The trial will be led from scientists from the University of South Australia and the University of Western Australia.
They believe adding pork may encourage more Australians to adopt the diet, but need to assess the meat's impact on the diet's demonstrated efficacy for reducing the risk of CVD and cognitive decline.
"An Australian population, which typically consumes a high quantity of meat, may find adhering to the meat restrictions of the diet difficult.
"This paper outlines the protocol of a randomised controlled trial that endeavours to compare a Mediterranean diet with an additional source of meat protein against a low-fat control diet," wrote the researchers.
"Findings of the forthcoming study will be relevant at a policy, clinical and individual level, and will provide insight as to whether consuming pork as a part of a Mediterranean diet can improve health outcomes while simultaneously increasing variety and sustainability for the target population."
The research team now plans to recruit participants aged between 45 and 80 who are at risk of developing CVD.
To meet eligibility criteria, volunteers must have elevated systolic blood pressure and at least two other risk factors for CVD.
A 24-week crossover design trial will then compare a Mediterranean diet intervention with a low-fat diet intervention.

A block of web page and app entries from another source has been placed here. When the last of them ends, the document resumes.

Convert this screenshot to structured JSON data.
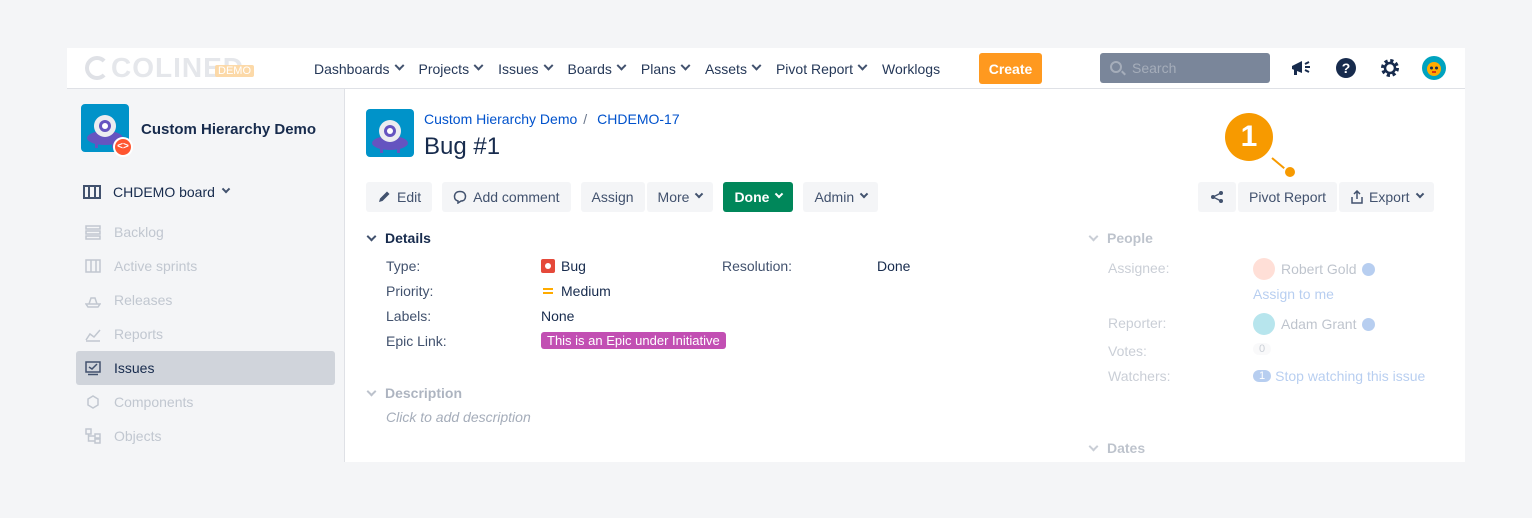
{
  "brand": {
    "logo_text": "COLINED",
    "logo_badge": "DEMO"
  },
  "nav": {
    "items": [
      {
        "label": "Dashboards",
        "dropdown": true
      },
      {
        "label": "Projects",
        "dropdown": true
      },
      {
        "label": "Issues",
        "dropdown": true
      },
      {
        "label": "Boards",
        "dropdown": true
      },
      {
        "label": "Plans",
        "dropdown": true
      },
      {
        "label": "Assets",
        "dropdown": true
      },
      {
        "label": "Pivot Report",
        "dropdown": true
      },
      {
        "label": "Worklogs",
        "dropdown": false
      }
    ],
    "create_label": "Create",
    "search_placeholder": "Search"
  },
  "sidebar": {
    "project_name": "Custom Hierarchy Demo",
    "board_label": "CHDEMO board",
    "items": [
      {
        "label": "Backlog",
        "icon": "backlog-icon"
      },
      {
        "label": "Active sprints",
        "icon": "sprints-icon"
      },
      {
        "label": "Releases",
        "icon": "releases-icon"
      },
      {
        "label": "Reports",
        "icon": "reports-icon"
      },
      {
        "label": "Issues",
        "icon": "issues-icon",
        "active": true
      },
      {
        "label": "Components",
        "icon": "components-icon"
      },
      {
        "label": "Objects",
        "icon": "objects-icon"
      }
    ]
  },
  "issue": {
    "breadcrumb_project": "Custom Hierarchy Demo",
    "breadcrumb_key": "CHDEMO-17",
    "breadcrumb_sep": "/",
    "title": "Bug #1"
  },
  "toolbar": {
    "edit": "Edit",
    "add_comment": "Add comment",
    "assign": "Assign",
    "more": "More",
    "done": "Done",
    "admin": "Admin",
    "pivot_report": "Pivot Report",
    "export": "Export"
  },
  "callout": {
    "number": "1"
  },
  "details": {
    "heading": "Details",
    "type_label": "Type:",
    "type_value": "Bug",
    "priority_label": "Priority:",
    "priority_value": "Medium",
    "labels_label": "Labels:",
    "labels_value": "None",
    "epic_label": "Epic Link:",
    "epic_value": "This is an Epic under Initiative",
    "resolution_label": "Resolution:",
    "resolution_value": "Done"
  },
  "description": {
    "heading": "Description",
    "placeholder": "Click to add description"
  },
  "people": {
    "heading": "People",
    "assignee_label": "Assignee:",
    "assignee_value": "Robert Gold",
    "assign_to_me": "Assign to me",
    "reporter_label": "Reporter:",
    "reporter_value": "Adam Grant",
    "votes_label": "Votes:",
    "votes_value": "0",
    "watchers_label": "Watchers:",
    "watchers_count": "1",
    "watchers_action": "Stop watching this issue"
  },
  "dates": {
    "heading": "Dates"
  },
  "colors": {
    "accent_orange": "#ff991f",
    "done_green": "#00875a",
    "link_blue": "#0052cc",
    "epic_magenta": "#c24fb3"
  }
}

Each participant will complete both dietary interventions for eight weeks, and the two intervention phases will be separated by an eight-week washout period.
Two to three servings of lean pork will be added to the traditional Mediterranean diet, while subjects will also be encouraged to consume additional pork in place of the standard recommended intakes of chicken and red meat.
Home-measured systolic blood pressure will be the primary outcome measure, while secondary outcomes will include BMI, body composition, fasting blood lipids, C-reactive protein, fasting plasma glucose, fasting serum insulin, erythrocyte fatty acids, cognitive function, psychological health and well-being, and dementia risk.
"To our knowledge, this research is the first to investigate whether an alternate source of protein can be included in the Mediterranean diet to increase sustainability and feasibility for a non-Mediterranean population," said the researchers.
"Findings will be significant for the prevention of cardiovascular disease and age-related decline, and may inform individuals, clinicians and public health policy."
A traditional Mediterranean diet is characterised by a high intake of extra virgin olive oil, vegetables, fruits, cereals, nuts, pulses and legumes; a moderate intake of fish, poultry, dairy, and red wine; and a low intake of eggs, red and processed meat, and sweet and processed foods.
This makes it rich in bioactive nutrients and phytochemicals such as monounsaturated fatty acids, polyunsaturated fatty acids (including omega-3s), polyphenols and flavonoids, vitamins, minerals, antioxidants and fibre.
Compared with other dietary patterns, the Mediterranean diet has consistently improved indicators of cardiovascular health.
For example, it has been shown to improve blood pressure, insulin sensitivity, lipid profiles and markers of inflammation, while reducing the risk of cardiovascular events by 30%.
However, few studies have investigated whether the diet can be successfully adopted in populations beyond the Mediterranean Sea.
"Notably, the MedLey study examined the effects of a Mediterranean diet over six months and found that an older Australian population was capable of adopting the Mediterranean diet," added the paper, published in Nutrition Journal.
"However, participants indicated that one of the most difficult aspects of following the diet was restricting red meat intake."
The trial is being supported by a grant from the Pork Cooperative Research Council.
Source: Nutrition Journal
"Including pork in the Mediterranean diet for an Australian population: Protocol for a randomised controlled trial assessing cardiovascular risk and cognitive function"
Authors: Wade AT, et al.